Decorating the paper

Now it’s time to start eco-printing! Begin by placing your leaves and flowers on the paper as you see fit. The best plants are those rich in tannins, like maple, walnut, eucalyptus and chestnut, but it’s still possible to get great results with species that have a lower tannin content.

Preparing the iron sulphide

Once you’ve finished laying out your sheet, put on a pair of rubber gloves and dissolve a teaspoon of iron sulphate in a litre of water in an aluminium container. Soak a cloth in the solution, squeeze it hard and then place it over your composition, covering it with a few sheets of kitchen towel.

Now roll everything up using a wooden or iron cylindrical object, and tie it together using cooking string. Boil it for 90 minutes in a normal saucepan or steamer. Take out the roll and leave it to cool before opening it. Voilà!

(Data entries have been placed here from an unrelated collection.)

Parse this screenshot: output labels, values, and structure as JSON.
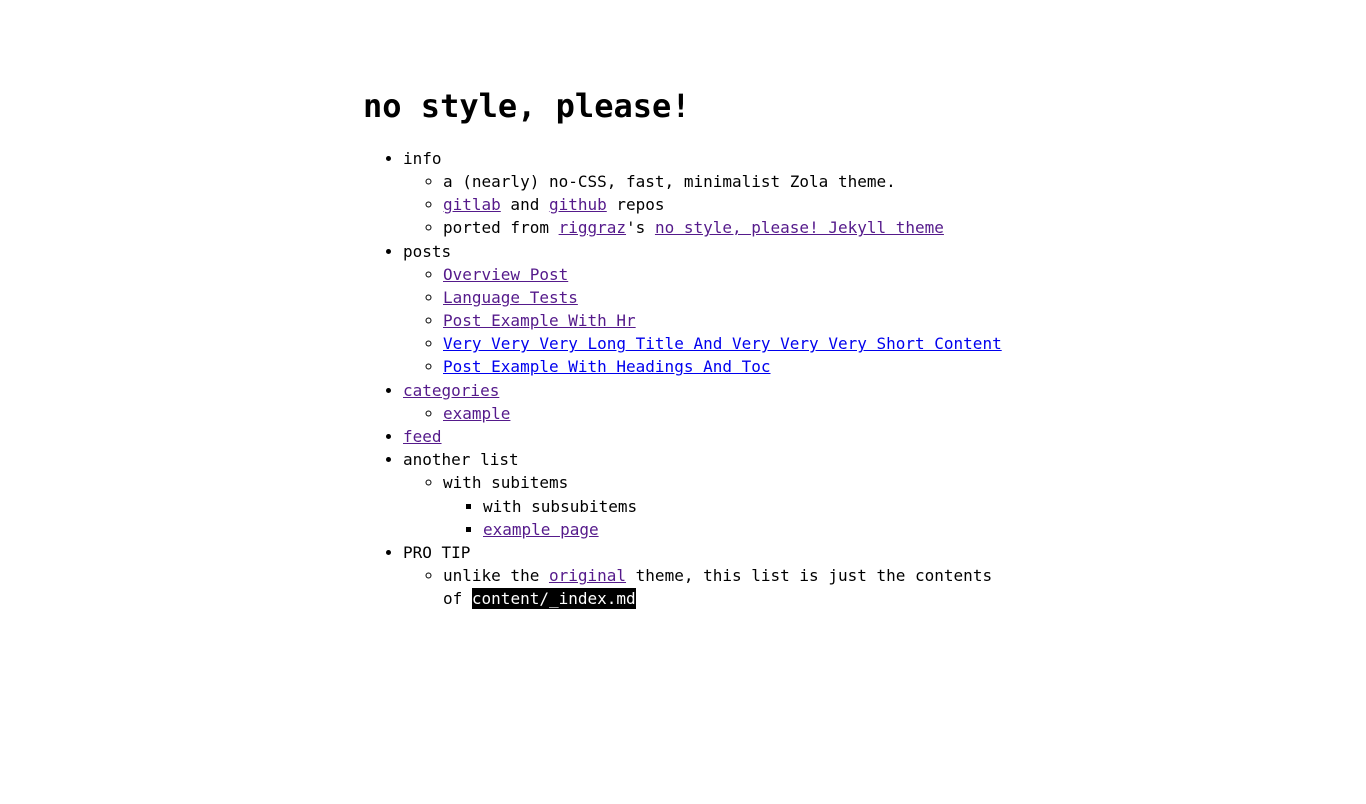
{
  "site": {
    "title": "no style, please!",
    "colors": {
      "background": "#ffffff",
      "text": "#000000",
      "link": "#0000ee",
      "link_visited": "#551a8b",
      "code_background": "#000000",
      "code_text": "#ffffff"
    }
  },
  "toc": {
    "info": {
      "label": "info",
      "tagline": "a (nearly) no-CSS, fast, minimalist Zola theme.",
      "repos": {
        "gitlab": "gitlab",
        "and": " and ",
        "github": "github",
        "suffix": " repos"
      },
      "ported": {
        "prefix": "ported from ",
        "author": "riggraz",
        "possessive": "'s ",
        "theme": "no style, please! Jekyll theme"
      }
    },
    "posts": {
      "label": "posts",
      "items": [
        "Overview Post",
        "Language Tests",
        "Post Example With Hr",
        "Very Very Very Long Title And Very Very Very Short Content",
        "Post Example With Headings And Toc"
      ]
    },
    "categories": {
      "label": "categories",
      "items": [
        "example"
      ]
    },
    "feed": {
      "label": "feed"
    },
    "another_list": {
      "label": "another list",
      "subitem": "with subitems",
      "subsubitem": "with subsubitems",
      "subsublink": "example page"
    },
    "pro_tip": {
      "label": "PRO TIP",
      "prefix": "unlike the ",
      "original": "original",
      "middle": " theme, this list is just the contents of ",
      "code": "content/_index.md"
    }
  }
}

Your eco-print is ready!

How to use it

Paper decorated using eco-printing is a sophisticated handmade product, perfect for packaging eco-friendly items of various descriptions, from cosmetics produced with natural ingredients to sustainable craft products.

Alternatively, it can be used to make unique, premium gifts, like diaries, notebooks, photo albums, bookmarks, picture frames or paintings that showcase all of nature’s beauty.

If you want to find out more about this artistic technique, check out Grazia Bambino’s Facebook page, where you’ll find more information on eco-printing courses.